The B.C. Catholic continues a series on forced adoption in Canada with part 2. This week, a Senate report that called for an apology, a new documentary, and a sister’s perspective. See links to additional stories at the end.

It is “one of the biggest secrets” of Canadian history, according to Toronto filmmaker Colin Scheyen.

In Canada, after the Second World War, an estimated 350,000 unwed mothers were forced, by government agencies, social workers, churches, and their families to give up their children for adoption.

“It’s something in our society that we haven’t really grappled with and taken a deep and sincere look at.”

So Scheyen has. Earlier this year he released Mum’s the Word, a documentary that reveals the sincere and heartbreaking stories of women who were coerced into giving up their children in secret and the adoptees who struggled for a sense of self and fought to learn who their birth parents were.

“Unwed mothers were forced to lose their children not because they were bad people or because they would be bad parents, but because they were unmarried,” Scheyen told The B.C. Catholic. “That was the only reason.”

For every one of those 350,000 mothers who were isolated, deceived, given no option to parent their children, and left with lifelong emotional scars, there was one child and one father also impacted, said Scheyen. “Then, if we think about it from the standpoint of brothers, sisters, cousins, we’re talking about the story of millions of people.”

Scheyen travelled across the country, from British Columbia to Prince Edward Island, interviewing mothers, adoptees, and counsellors for the documentary. He took an educational approach, dividing up the complex issue into interactive segments that could be watched one at a time or all at once.

“The user can go as deep as you want to go,” he said. “These are not easy stories to listen to or to watch – they can be very heavy – but people will come to these stories if they see value in honouring what was lost.”

At least three North American film festivals are honouring what was lost in the form of praise for Mum’s the Word. Scheyen’s documentary took first place in the mental health category at Yorkton Film Festival’s Golden Sheaf Awards and won Best New Media at the Houston Film Festival’s World Fest this summer.

Mum’s the Word was also nominated for Best Documentary Series and Best Canadian Series at T.O. Webfest in Toronto.
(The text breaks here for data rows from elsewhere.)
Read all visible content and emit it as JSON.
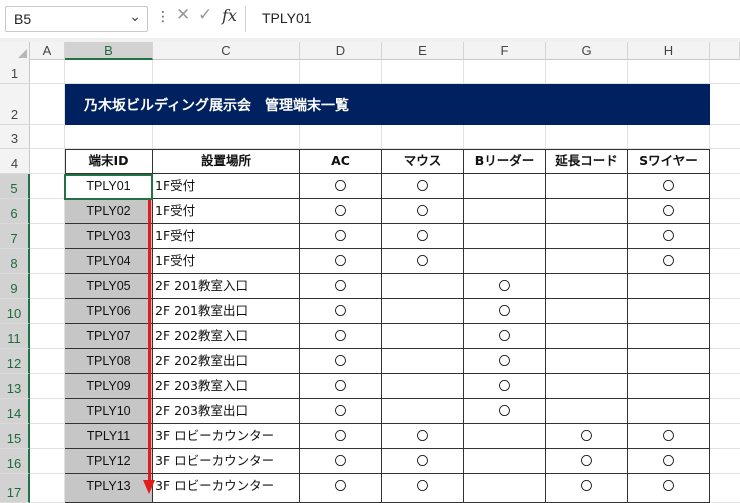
{
  "formula_bar": {
    "name_box": "B5",
    "dots": "⋮",
    "cancel": "✕",
    "enter": "✓",
    "fx": "fx",
    "value": "TPLY01"
  },
  "columns": [
    "A",
    "B",
    "C",
    "D",
    "E",
    "F",
    "G",
    "H"
  ],
  "selected_column": "B",
  "rows": [
    "1",
    "2",
    "3",
    "4",
    "5",
    "6",
    "7",
    "8",
    "9",
    "10",
    "11",
    "12",
    "13",
    "14",
    "15",
    "16",
    "17"
  ],
  "title": "乃木坂ビルディング展示会　管理端末一覧",
  "table": {
    "headers": [
      "端末ID",
      "設置場所",
      "AC",
      "マウス",
      "Bリーダー",
      "延長コード",
      "Sワイヤー"
    ],
    "rows": [
      {
        "id": "TPLY01",
        "loc": "1F受付",
        "marks": [
          "〇",
          "〇",
          "",
          "",
          "〇"
        ]
      },
      {
        "id": "TPLY02",
        "loc": "1F受付",
        "marks": [
          "〇",
          "〇",
          "",
          "",
          "〇"
        ]
      },
      {
        "id": "TPLY03",
        "loc": "1F受付",
        "marks": [
          "〇",
          "〇",
          "",
          "",
          "〇"
        ]
      },
      {
        "id": "TPLY04",
        "loc": "1F受付",
        "marks": [
          "〇",
          "〇",
          "",
          "",
          "〇"
        ]
      },
      {
        "id": "TPLY05",
        "loc": "2F 201教室入口",
        "marks": [
          "〇",
          "",
          "〇",
          "",
          ""
        ]
      },
      {
        "id": "TPLY06",
        "loc": "2F 201教室出口",
        "marks": [
          "〇",
          "",
          "〇",
          "",
          ""
        ]
      },
      {
        "id": "TPLY07",
        "loc": "2F 202教室入口",
        "marks": [
          "〇",
          "",
          "〇",
          "",
          ""
        ]
      },
      {
        "id": "TPLY08",
        "loc": "2F 202教室出口",
        "marks": [
          "〇",
          "",
          "〇",
          "",
          ""
        ]
      },
      {
        "id": "TPLY09",
        "loc": "2F 203教室入口",
        "marks": [
          "〇",
          "",
          "〇",
          "",
          ""
        ]
      },
      {
        "id": "TPLY10",
        "loc": "2F 203教室出口",
        "marks": [
          "〇",
          "",
          "〇",
          "",
          ""
        ]
      },
      {
        "id": "TPLY11",
        "loc": "3F ロビーカウンター",
        "marks": [
          "〇",
          "〇",
          "",
          "〇",
          "〇"
        ]
      },
      {
        "id": "TPLY12",
        "loc": "3F ロビーカウンター",
        "marks": [
          "〇",
          "〇",
          "",
          "〇",
          "〇"
        ]
      },
      {
        "id": "TPLY13",
        "loc": "3F ロビーカウンター",
        "marks": [
          "〇",
          "〇",
          "",
          "〇",
          "〇"
        ]
      }
    ]
  },
  "colors": {
    "banner": "#002160",
    "selection": "#217346",
    "fill_gray": "#c6c6c6",
    "arrow": "#e31b1b"
  }
}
“I am so delighted, I am still prancing with pride,” said Bernadette Dumas-Rymer, a mother featured in the documentary who was 19 years old when her parents dropped her off at a Lower Mainland home for unwed mothers to deliver and give away her child.

“I am relieved that finally people outside our adoption loss community are starting to recognize that our history is real, factual, and very well documented – thanks to a cast of brave advocates who continue to raise their voices and encourage us to raise our voices.”

Bernadette Dumas-Rymer is interviewed in Mum’s the Word.

Scheyen hopes the documentary puts flesh on a little-known piece of Canadian history and highlights the precious role of motherhood.

“The fact that hundreds of thousands of mothers in Canada, Indigenous and non-Indigenous, were denied the right to motherhood, it speaks greatly to how we value the role of mothers in society,” he said.

Motherhood is “without question the most important relationship we can have on this planet. But if our social services and churches are telling us (women) are inadequate to it because they don’t fit into the mould those in power want it to be, it shows how far we still have to go.”

Scheyen has a background in social work and focuses on community, identity, and social issues in his films. He has also produced Nuclear Hope, a documentary on the impact of nuclear waste in rural Ontario.

“A lot of filmmakers come into communities, capture the story, and then run away. That’s not the type of filmmaking I do,” he said.

“There’s a reason [Mum’s the Word] took four years and that’s because from day one we wanted to work with people from the community and we wanted them to teach us.”

The full documentary project can be viewed at